### Material provided
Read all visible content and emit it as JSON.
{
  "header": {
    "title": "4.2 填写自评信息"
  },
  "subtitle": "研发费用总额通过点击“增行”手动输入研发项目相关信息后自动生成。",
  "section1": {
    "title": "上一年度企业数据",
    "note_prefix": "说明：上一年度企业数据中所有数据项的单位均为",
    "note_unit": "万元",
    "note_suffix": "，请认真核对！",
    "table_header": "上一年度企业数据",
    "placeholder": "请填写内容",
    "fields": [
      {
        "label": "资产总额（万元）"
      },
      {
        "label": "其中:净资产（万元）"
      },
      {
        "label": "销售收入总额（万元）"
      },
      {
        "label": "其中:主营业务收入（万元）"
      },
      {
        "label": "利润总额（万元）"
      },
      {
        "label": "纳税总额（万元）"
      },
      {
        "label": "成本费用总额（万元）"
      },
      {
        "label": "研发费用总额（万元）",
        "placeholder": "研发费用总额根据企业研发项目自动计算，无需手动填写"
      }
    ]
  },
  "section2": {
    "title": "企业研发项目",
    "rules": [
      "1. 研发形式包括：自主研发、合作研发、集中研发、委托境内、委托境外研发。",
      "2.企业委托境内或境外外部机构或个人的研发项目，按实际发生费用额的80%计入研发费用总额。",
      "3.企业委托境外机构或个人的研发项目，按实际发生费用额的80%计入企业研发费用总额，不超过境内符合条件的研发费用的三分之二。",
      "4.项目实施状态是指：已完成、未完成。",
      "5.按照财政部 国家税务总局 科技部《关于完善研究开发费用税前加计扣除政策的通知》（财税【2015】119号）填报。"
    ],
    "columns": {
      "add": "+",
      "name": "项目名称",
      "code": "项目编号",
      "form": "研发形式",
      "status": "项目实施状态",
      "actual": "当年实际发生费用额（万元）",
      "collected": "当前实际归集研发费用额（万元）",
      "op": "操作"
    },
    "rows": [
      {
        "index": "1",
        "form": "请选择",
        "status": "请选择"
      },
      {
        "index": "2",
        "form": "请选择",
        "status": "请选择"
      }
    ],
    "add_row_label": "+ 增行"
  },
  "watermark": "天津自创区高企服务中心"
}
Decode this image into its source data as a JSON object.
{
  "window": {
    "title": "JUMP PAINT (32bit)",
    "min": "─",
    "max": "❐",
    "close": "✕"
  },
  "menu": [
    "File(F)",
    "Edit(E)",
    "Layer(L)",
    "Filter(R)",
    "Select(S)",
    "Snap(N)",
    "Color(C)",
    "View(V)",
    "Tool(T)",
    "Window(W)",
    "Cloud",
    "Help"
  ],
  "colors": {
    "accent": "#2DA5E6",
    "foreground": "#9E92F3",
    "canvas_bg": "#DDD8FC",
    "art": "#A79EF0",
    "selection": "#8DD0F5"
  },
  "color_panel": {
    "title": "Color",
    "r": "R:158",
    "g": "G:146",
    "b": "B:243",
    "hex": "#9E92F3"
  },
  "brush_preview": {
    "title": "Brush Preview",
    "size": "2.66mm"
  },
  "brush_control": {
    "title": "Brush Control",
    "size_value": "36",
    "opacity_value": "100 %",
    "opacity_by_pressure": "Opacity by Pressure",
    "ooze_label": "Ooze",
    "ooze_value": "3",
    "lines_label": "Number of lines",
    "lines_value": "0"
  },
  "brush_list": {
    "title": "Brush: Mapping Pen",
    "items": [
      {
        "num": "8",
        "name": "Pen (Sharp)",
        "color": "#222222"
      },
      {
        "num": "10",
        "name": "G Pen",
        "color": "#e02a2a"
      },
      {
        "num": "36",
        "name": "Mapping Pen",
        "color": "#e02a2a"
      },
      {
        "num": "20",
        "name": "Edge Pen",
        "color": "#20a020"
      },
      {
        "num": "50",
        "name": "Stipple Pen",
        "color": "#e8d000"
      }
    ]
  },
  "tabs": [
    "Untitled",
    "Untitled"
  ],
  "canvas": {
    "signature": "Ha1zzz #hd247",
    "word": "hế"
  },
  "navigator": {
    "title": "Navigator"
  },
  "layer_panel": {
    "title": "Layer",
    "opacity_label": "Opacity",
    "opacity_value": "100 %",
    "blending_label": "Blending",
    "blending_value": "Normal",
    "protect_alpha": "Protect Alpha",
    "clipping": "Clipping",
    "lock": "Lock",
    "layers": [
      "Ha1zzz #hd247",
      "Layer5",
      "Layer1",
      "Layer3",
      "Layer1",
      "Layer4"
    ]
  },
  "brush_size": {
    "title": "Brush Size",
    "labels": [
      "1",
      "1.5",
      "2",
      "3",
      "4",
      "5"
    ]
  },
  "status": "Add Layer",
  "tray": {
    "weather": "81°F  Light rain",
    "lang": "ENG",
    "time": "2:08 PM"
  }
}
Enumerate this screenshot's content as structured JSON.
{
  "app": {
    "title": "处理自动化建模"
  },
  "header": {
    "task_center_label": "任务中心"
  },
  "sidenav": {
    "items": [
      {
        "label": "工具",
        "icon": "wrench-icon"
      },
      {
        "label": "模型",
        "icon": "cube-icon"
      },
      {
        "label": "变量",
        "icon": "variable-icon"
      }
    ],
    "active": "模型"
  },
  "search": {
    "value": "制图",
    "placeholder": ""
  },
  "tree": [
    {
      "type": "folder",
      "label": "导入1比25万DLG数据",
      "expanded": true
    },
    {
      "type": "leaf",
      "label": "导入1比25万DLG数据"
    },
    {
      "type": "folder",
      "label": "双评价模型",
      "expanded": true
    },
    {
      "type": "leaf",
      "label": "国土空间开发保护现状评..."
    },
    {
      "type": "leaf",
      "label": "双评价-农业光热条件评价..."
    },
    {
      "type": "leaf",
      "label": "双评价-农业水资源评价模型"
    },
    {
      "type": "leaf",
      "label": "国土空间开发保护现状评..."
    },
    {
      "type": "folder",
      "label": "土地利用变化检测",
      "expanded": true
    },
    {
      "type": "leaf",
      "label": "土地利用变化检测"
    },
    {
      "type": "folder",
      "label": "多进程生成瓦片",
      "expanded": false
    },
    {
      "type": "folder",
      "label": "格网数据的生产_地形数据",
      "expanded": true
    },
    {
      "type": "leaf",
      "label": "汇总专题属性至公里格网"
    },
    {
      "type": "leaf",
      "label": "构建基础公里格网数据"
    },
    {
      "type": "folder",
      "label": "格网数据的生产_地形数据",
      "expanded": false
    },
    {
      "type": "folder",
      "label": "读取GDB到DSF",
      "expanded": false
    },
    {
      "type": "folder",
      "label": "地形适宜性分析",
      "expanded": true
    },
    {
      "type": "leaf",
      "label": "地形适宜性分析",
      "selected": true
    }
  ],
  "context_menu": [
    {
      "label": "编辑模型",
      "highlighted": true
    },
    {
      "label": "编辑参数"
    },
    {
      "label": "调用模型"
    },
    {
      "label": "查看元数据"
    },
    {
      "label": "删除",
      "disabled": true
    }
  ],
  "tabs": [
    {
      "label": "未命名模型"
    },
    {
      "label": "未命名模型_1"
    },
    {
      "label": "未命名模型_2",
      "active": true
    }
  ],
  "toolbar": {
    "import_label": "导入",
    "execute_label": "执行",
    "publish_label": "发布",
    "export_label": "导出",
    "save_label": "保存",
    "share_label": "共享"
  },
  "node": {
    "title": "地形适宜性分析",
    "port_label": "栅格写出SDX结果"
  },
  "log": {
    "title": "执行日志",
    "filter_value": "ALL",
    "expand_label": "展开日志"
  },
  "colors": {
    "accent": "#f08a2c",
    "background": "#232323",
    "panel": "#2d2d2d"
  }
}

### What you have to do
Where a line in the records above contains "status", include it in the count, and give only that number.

### Your solution
4